  • Third attempt to post this. The moderation won’t allow more than a couple of hot-links. So here we go again:

    1. There is a database of the known casualties among UK forces: http://www.roll-of-honour.com/Databases/Korea/.

    Total numbers involved are 1,078 killed in action, 2,674 wounded and 1,060 missing or taken prisoner.

  • Aha! That worked. So:

    2. The equivalent US listing will inevitably include many of Irish descent: there’s an official US Monuments Commission gateway: http://www.abmc.gov/search/koreanwar.php. This is incomplete: as the Commission admits, many names were lost through a fire at the records office, so it’s also necessary to refer to sites such as the Honolulu Memorial.

  • Onward and downward:

    3. There were 340 Australian dead in Korea: the official roll lists all veterans [http://www.koreanroll.gov.au]. For example, 3400935 Kelly, Kevin Patrick, born 18 September 1929 in Galway, is there, along with half a dozen Scots and English emigré Kellys.

  • Finally:

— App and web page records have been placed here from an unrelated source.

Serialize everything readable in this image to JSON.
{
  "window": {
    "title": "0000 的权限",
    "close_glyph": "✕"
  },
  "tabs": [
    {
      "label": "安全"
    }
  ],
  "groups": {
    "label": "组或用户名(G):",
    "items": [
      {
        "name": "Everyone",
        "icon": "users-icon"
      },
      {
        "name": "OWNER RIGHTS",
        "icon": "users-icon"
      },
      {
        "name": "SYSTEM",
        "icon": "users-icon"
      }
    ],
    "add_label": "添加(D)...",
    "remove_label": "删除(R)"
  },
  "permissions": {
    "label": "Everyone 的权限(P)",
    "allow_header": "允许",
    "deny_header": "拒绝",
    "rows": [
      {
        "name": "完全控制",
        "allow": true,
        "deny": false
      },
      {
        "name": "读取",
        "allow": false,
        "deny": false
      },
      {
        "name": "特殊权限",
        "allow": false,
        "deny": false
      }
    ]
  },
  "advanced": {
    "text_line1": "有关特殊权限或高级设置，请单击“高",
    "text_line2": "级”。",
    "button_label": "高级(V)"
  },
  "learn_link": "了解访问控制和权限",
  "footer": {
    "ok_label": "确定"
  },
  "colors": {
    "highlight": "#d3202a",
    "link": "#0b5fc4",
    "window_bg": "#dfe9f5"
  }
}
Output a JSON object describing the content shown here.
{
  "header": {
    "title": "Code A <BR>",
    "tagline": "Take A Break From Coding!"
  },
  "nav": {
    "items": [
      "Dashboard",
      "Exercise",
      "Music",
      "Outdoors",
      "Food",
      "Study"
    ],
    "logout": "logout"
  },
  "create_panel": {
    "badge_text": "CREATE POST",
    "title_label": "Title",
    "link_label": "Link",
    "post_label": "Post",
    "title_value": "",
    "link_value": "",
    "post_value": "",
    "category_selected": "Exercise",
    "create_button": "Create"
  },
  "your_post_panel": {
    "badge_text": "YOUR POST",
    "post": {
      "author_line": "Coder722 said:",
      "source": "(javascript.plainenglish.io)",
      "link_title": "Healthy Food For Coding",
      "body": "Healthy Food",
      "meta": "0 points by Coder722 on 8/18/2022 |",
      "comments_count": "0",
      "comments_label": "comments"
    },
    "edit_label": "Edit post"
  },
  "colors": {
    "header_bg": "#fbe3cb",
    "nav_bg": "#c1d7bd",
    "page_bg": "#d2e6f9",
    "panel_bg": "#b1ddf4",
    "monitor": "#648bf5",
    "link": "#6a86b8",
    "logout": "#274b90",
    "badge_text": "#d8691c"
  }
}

    One other site brings it even nearer home: Irish Men and Women Who Gave Their Lives in the Korean War — http://www.illyria.com/irishkor.html.

    Read the whole of the Irish Embassy in Seoul’s press release, especially the “Notes for Editors”, for the account of the civilian dead: http://www.embassyofireland.or.kr/home/index.aspx?id=81828. That goes a long way to answering some aspects of Harry Flashman @ 9:09 am‘s query. It’s a heroic story, too.

  • Gopher

    Interesting thread

    http://www.irishwarmemorials.ie/html/warMemorials.php?warID=13&warName=Boer%20II

    Did it get any centenary coverage?

  • GEF @ 6:01 am:

    Sorry: just picked this one up.

    To which the response is “yes”and “no”. There were Irish very much at the sharp end. Which is where I wanted to point in my post @ 2:24pm.

    You didn’t need to be in uniform to be involved, or to be heroic. A clerical collar or a habit sufficed.

  • Eamon-iak – the tri-colour is reported as having been flown in one of the links above that I posted. – Have seen pics online of troops in Afghanistan or Iraq with Red Hand of Ulster, Union and Tri-colour being displayed by the troops (not official flown) and royal British Legion and Irish Defence Froces hold joint remembranve services both sides of the border where Union and Tri-colour flags are carried.

  • Zig70

    I’ve also worked in Korea and found them a lovely people though I find the comment that they are harder working just plain bigotry. There is a lot of irishness in Korea but a hell of a lot more that isn’t.

  • Eamonn-iak

    Thanks for the correction Kilsally, apparently the tricolour was used by the MPVA on a banner at another veterans event during the week, they wanted to draw attention to the visiting Irish group.

  • Many young folk will go and fight anywhere just for a bit of adventure if the “cause” is somehow connected to their earlier indoctrination. There’s nothing remarkable that they might bring along their “National Flag” and display it there while in action or use it later in commemorations.